**Extracted entries:**
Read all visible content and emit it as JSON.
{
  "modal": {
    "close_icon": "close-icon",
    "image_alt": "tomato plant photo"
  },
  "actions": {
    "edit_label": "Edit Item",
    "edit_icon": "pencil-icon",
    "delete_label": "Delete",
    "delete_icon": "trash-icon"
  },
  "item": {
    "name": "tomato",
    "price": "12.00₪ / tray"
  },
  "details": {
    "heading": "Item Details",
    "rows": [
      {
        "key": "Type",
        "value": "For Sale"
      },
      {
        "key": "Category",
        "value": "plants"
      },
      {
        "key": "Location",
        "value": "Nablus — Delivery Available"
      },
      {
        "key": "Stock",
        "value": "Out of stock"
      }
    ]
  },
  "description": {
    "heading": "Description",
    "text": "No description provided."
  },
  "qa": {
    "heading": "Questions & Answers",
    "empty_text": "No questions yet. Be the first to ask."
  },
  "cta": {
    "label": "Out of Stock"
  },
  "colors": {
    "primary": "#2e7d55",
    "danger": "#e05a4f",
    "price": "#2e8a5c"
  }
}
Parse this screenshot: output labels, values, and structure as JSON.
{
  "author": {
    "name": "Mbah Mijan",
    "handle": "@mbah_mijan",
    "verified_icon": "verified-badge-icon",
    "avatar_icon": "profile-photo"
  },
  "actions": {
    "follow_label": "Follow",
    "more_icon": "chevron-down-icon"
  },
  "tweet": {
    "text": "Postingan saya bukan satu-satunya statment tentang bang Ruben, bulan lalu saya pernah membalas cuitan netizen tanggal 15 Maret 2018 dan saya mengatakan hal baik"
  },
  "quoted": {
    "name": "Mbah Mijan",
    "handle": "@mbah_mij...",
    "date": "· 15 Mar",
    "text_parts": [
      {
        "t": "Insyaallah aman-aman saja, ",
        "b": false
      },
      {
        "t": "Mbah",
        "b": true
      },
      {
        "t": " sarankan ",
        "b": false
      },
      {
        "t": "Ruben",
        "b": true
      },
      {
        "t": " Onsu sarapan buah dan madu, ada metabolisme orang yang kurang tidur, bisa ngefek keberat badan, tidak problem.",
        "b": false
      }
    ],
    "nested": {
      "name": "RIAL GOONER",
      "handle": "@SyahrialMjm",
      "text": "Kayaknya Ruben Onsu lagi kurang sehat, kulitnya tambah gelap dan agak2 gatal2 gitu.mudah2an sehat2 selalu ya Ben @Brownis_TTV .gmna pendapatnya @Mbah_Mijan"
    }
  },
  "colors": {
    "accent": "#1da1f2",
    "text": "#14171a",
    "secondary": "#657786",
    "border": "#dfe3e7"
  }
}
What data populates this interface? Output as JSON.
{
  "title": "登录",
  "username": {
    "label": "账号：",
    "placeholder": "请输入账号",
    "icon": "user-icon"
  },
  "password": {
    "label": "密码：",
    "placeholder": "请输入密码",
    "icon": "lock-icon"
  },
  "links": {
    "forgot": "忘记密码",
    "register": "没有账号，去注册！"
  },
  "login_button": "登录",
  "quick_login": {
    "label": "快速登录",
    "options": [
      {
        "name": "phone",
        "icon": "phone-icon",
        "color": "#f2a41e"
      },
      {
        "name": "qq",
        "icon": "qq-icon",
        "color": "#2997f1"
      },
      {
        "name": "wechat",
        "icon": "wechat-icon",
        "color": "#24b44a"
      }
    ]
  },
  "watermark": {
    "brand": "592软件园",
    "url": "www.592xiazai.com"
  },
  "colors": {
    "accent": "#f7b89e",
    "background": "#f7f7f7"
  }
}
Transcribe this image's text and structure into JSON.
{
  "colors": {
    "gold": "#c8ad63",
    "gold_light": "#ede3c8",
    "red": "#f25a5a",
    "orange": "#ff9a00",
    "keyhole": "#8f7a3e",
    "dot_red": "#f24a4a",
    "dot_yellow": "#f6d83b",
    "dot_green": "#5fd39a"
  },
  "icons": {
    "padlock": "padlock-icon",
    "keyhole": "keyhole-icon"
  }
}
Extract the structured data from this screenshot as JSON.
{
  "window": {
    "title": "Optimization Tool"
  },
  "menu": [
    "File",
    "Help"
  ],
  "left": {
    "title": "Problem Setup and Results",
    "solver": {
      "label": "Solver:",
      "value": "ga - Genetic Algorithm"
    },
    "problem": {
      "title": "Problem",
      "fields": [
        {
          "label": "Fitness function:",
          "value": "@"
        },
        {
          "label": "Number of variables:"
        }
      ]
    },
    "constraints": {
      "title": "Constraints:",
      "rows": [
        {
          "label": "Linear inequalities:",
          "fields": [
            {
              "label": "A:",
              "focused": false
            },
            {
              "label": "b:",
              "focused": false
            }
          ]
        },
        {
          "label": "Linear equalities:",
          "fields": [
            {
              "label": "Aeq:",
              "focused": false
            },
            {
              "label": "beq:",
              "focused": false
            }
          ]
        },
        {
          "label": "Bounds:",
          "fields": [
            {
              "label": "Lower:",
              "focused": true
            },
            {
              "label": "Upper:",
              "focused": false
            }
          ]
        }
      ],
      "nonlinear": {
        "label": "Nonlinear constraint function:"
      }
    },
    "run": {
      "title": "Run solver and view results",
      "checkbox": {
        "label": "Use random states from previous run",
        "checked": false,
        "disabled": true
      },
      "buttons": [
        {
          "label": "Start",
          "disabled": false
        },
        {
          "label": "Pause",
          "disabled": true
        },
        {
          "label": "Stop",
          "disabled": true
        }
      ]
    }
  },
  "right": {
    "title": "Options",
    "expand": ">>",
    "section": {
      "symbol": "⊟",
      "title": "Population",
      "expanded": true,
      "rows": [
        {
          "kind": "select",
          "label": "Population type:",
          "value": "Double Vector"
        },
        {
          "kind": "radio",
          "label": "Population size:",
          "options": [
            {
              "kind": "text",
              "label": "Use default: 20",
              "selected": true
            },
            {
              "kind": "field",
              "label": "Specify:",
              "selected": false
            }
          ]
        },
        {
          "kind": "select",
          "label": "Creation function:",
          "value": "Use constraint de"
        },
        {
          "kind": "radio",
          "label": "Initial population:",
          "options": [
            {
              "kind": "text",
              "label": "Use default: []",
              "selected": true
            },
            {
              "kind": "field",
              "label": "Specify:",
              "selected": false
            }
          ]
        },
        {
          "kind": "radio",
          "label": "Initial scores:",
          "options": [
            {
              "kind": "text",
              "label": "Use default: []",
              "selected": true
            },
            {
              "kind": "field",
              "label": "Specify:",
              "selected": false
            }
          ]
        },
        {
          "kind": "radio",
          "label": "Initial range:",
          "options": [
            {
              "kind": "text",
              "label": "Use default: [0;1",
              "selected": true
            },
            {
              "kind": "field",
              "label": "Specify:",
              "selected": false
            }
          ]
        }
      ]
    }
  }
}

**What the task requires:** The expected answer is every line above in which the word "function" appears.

**Exercise response:**
          "label": "Fitness function:",
        "label": "Nonlinear constraint function:"
          "label": "Creation function:",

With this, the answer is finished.